• _Work to complete_
The answer must consist of each line below that contains the word "this", copied in full.

++++ Information provided

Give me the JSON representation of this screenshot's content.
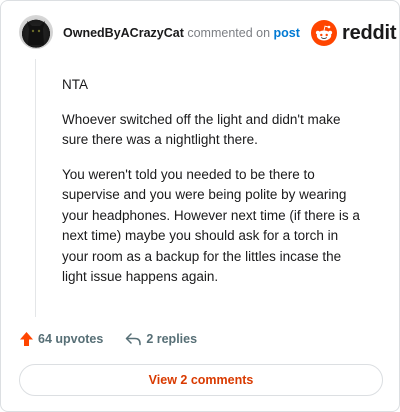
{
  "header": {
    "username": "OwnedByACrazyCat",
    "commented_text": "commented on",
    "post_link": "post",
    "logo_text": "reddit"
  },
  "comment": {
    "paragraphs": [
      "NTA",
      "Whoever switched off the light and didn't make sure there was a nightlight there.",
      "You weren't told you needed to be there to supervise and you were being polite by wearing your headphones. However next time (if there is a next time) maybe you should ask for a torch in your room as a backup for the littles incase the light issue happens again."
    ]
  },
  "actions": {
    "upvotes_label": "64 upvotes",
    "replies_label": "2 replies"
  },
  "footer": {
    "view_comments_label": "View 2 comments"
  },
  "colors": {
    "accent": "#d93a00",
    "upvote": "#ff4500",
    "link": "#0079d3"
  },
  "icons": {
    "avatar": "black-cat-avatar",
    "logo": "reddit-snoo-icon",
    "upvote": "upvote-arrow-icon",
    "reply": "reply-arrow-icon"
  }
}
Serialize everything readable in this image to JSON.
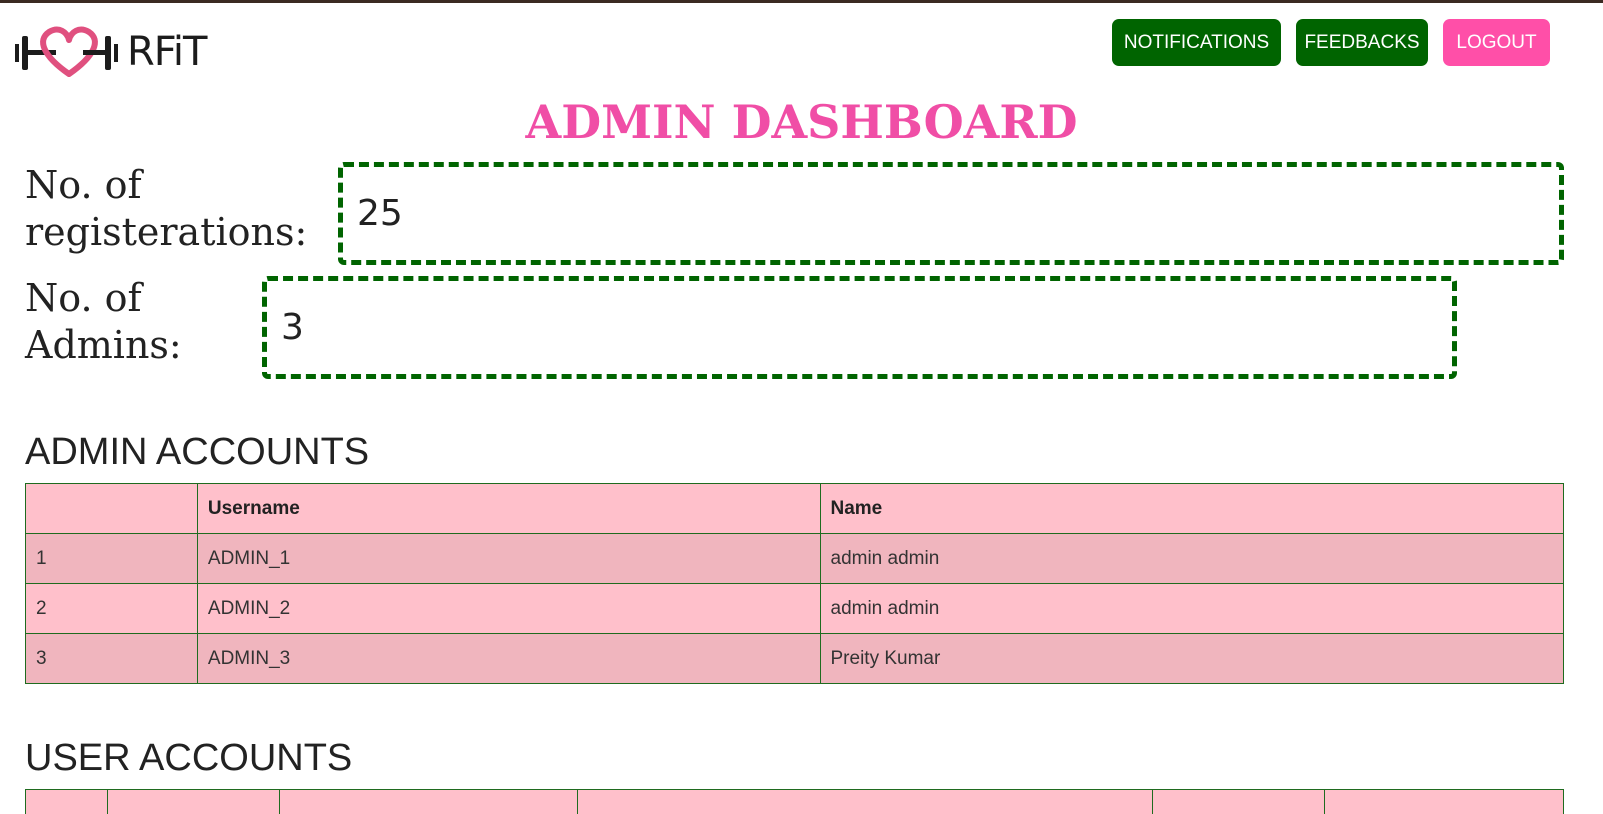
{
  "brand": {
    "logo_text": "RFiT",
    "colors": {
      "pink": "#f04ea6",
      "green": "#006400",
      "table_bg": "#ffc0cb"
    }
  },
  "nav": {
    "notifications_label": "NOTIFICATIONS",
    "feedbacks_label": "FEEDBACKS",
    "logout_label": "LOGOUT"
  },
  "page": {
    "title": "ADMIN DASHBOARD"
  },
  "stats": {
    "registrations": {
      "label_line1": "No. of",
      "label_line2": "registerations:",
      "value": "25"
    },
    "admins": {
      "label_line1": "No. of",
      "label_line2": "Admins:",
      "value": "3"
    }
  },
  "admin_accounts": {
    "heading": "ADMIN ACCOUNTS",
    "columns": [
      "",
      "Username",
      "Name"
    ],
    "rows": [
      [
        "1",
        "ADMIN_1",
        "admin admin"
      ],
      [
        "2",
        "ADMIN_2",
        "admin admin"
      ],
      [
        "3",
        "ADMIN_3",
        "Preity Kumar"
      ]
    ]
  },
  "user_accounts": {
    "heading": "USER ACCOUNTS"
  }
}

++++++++
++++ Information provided

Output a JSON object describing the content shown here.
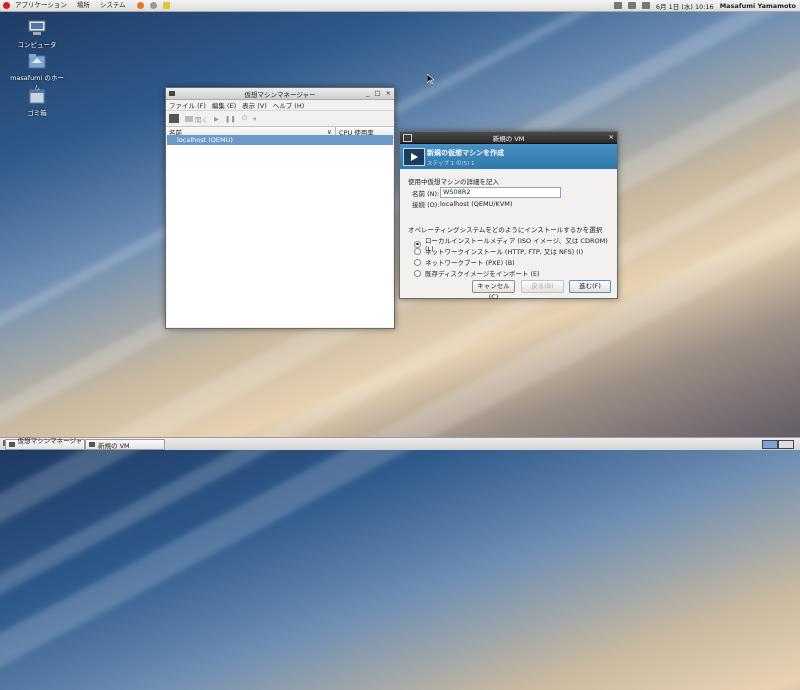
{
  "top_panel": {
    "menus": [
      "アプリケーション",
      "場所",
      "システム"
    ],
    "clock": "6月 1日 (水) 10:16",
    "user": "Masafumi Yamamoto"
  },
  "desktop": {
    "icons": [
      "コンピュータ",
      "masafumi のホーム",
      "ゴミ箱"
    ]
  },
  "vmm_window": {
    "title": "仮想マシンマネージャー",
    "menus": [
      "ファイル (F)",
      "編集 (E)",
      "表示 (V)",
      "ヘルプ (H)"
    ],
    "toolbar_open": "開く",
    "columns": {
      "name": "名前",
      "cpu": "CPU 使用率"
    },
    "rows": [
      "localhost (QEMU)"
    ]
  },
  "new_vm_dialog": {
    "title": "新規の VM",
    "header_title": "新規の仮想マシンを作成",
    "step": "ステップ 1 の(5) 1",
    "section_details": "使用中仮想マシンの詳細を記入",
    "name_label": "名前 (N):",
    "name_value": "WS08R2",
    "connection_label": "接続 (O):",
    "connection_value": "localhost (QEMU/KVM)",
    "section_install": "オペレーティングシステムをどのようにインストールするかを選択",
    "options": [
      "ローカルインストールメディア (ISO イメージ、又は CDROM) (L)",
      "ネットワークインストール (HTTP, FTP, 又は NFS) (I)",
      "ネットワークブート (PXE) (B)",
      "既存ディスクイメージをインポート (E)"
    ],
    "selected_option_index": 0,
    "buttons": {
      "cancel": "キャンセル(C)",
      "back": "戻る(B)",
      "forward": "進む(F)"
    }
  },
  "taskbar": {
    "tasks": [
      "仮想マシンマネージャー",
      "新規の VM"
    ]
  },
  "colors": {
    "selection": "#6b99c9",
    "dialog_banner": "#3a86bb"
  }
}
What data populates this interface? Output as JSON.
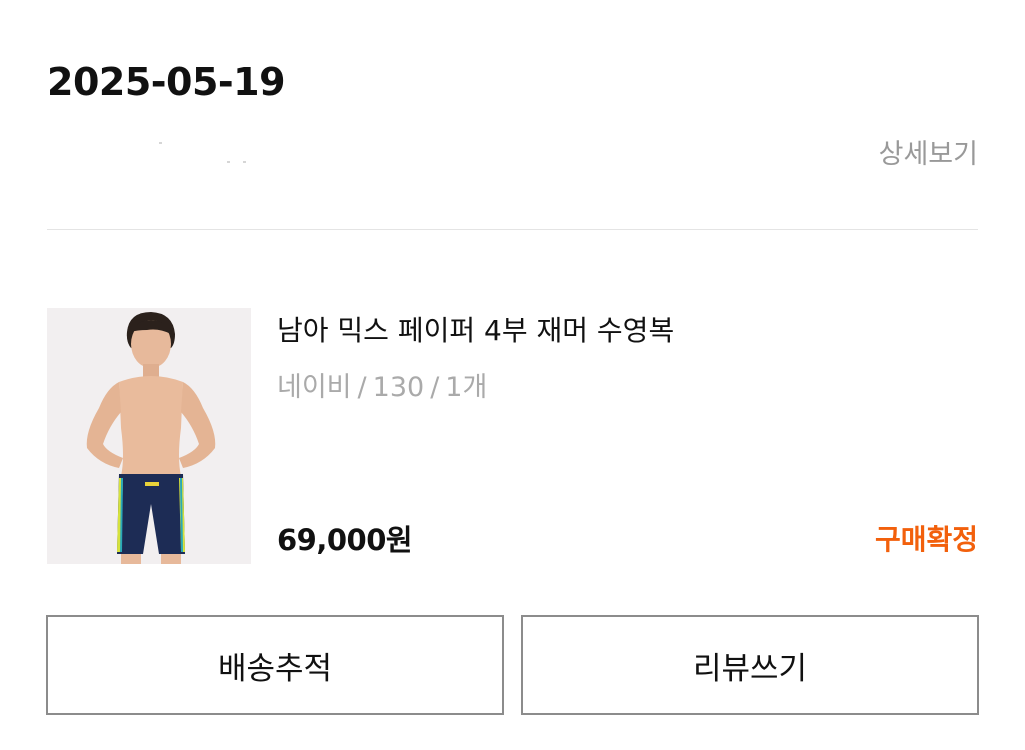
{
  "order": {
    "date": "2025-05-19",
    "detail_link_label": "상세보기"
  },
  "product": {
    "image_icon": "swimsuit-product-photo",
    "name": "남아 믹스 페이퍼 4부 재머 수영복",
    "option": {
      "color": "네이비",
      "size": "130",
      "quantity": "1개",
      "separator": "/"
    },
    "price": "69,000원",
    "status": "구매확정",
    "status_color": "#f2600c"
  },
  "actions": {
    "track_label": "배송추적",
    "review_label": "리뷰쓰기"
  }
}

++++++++

• _Exercise output_
Give me the JSON representation of this screenshot's content.
Serialize everything readable in this image to JSON.
What data populates this interface? Output as JSON.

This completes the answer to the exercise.